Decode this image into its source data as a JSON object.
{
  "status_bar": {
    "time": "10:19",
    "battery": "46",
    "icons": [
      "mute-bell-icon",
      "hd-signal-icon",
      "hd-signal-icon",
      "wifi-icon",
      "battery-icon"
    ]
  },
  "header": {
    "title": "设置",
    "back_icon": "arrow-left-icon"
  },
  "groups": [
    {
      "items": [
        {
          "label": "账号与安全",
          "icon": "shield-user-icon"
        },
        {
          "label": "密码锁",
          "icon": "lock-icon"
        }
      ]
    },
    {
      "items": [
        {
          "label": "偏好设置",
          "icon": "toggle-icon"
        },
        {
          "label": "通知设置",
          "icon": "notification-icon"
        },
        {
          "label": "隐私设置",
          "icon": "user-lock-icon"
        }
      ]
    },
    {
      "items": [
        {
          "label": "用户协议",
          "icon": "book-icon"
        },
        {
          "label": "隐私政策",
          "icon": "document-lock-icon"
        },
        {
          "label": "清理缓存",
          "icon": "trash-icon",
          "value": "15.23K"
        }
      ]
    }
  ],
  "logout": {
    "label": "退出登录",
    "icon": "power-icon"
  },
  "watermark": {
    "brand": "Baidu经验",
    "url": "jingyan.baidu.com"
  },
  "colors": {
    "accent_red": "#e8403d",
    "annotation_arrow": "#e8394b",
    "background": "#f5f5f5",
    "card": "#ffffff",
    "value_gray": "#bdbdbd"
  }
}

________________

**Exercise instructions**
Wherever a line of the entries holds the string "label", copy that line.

**Finished exercise**
          "label": "账号与安全",
          "label": "密码锁",
          "label": "偏好设置",
          "label": "通知设置",
          "label": "隐私设置",
          "label": "用户协议",
          "label": "隐私政策",
          "label": "清理缓存",
    "label": "退出登录",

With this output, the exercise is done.